*** DATA PROVIDED ***

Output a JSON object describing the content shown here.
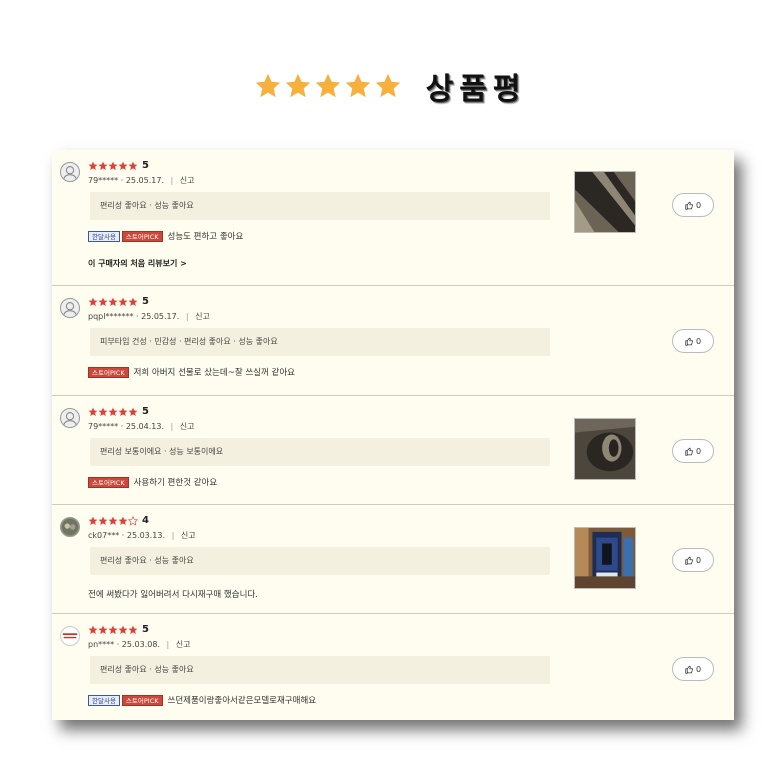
{
  "header": {
    "title": "상품평",
    "star_color": "#f7b03b"
  },
  "reviews": [
    {
      "rating": "5",
      "user": "79*****",
      "date": "· 25.05.17.",
      "separator": "|",
      "report": "신고",
      "attributes": "편리성 좋아요 · 성능 좋아요",
      "badges": [
        "한달사용",
        "스토어PICK"
      ],
      "comment": "성능도 편하고 좋아요",
      "more_link": "이 구매자의 처음 리뷰보기 >",
      "has_photo": true,
      "like_count": "0"
    },
    {
      "rating": "5",
      "user": "pqpl*******",
      "date": "· 25.05.17.",
      "separator": "|",
      "report": "신고",
      "attributes": "피부타입 건성 · 민감성 · 편리성 좋아요 · 성능 좋아요",
      "badges": [
        "스토어PICK"
      ],
      "comment": "저희 아버지 선물로 샀는데~잘 쓰실꺼 같아요",
      "has_photo": false,
      "like_count": "0"
    },
    {
      "rating": "5",
      "user": "79*****",
      "date": "· 25.04.13.",
      "separator": "|",
      "report": "신고",
      "attributes": "편리성 보통이에요 · 성능 보통이에요",
      "badges": [
        "스토어PICK"
      ],
      "comment": "사용하기 편한것 같아요",
      "has_photo": true,
      "like_count": "0"
    },
    {
      "rating": "4",
      "user": "ck07***",
      "date": "· 25.03.13.",
      "separator": "|",
      "report": "신고",
      "attributes": "편리성 좋아요 · 성능 좋아요",
      "badges": [],
      "comment": "전에 써봤다가 잃어버려서 다시재구매 했습니다.",
      "has_photo": true,
      "like_count": "0"
    },
    {
      "rating": "5",
      "user": "pn****",
      "date": "· 25.03.08.",
      "separator": "|",
      "report": "신고",
      "attributes": "편리성 좋아요 · 성능 좋아요",
      "badges": [
        "한달사용",
        "스토어PICK"
      ],
      "comment": "쓰던제품이랑좋아서같은모델로재구매해요",
      "has_photo": false,
      "like_count": "0"
    }
  ]
}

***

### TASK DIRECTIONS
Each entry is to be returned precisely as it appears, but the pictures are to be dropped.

### TASK OUTPUT
Output a JSON object describing the content shown here.
{
  "header": {
    "title": "상품평",
    "star_color": "#f7b03b"
  },
  "reviews": [
    {
      "rating": "5",
      "user": "79*****",
      "date": "· 25.05.17.",
      "separator": "|",
      "report": "신고",
      "attributes": "편리성 좋아요 · 성능 좋아요",
      "badges": [
        "한달사용",
        "스토어PICK"
      ],
      "comment": "성능도 편하고 좋아요",
      "more_link": "이 구매자의 처음 리뷰보기 >",
      "has_photo": true,
      "like_count": "0"
    },
    {
      "rating": "5",
      "user": "pqpl*******",
      "date": "· 25.05.17.",
      "separator": "|",
      "report": "신고",
      "attributes": "피부타입 건성 · 민감성 · 편리성 좋아요 · 성능 좋아요",
      "badges": [
        "스토어PICK"
      ],
      "comment": "저희 아버지 선물로 샀는데~잘 쓰실꺼 같아요",
      "has_photo": false,
      "like_count": "0"
    },
    {
      "rating": "5",
      "user": "79*****",
      "date": "· 25.04.13.",
      "separator": "|",
      "report": "신고",
      "attributes": "편리성 보통이에요 · 성능 보통이에요",
      "badges": [
        "스토어PICK"
      ],
      "comment": "사용하기 편한것 같아요",
      "has_photo": true,
      "like_count": "0"
    },
    {
      "rating": "4",
      "user": "ck07***",
      "date": "· 25.03.13.",
      "separator": "|",
      "report": "신고",
      "attributes": "편리성 좋아요 · 성능 좋아요",
      "badges": [],
      "comment": "전에 써봤다가 잃어버려서 다시재구매 했습니다.",
      "has_photo": true,
      "like_count": "0"
    },
    {
      "rating": "5",
      "user": "pn****",
      "date": "· 25.03.08.",
      "separator": "|",
      "report": "신고",
      "attributes": "편리성 좋아요 · 성능 좋아요",
      "badges": [
        "한달사용",
        "스토어PICK"
      ],
      "comment": "쓰던제품이랑좋아서같은모델로재구매해요",
      "has_photo": false,
      "like_count": "0"
    }
  ]
}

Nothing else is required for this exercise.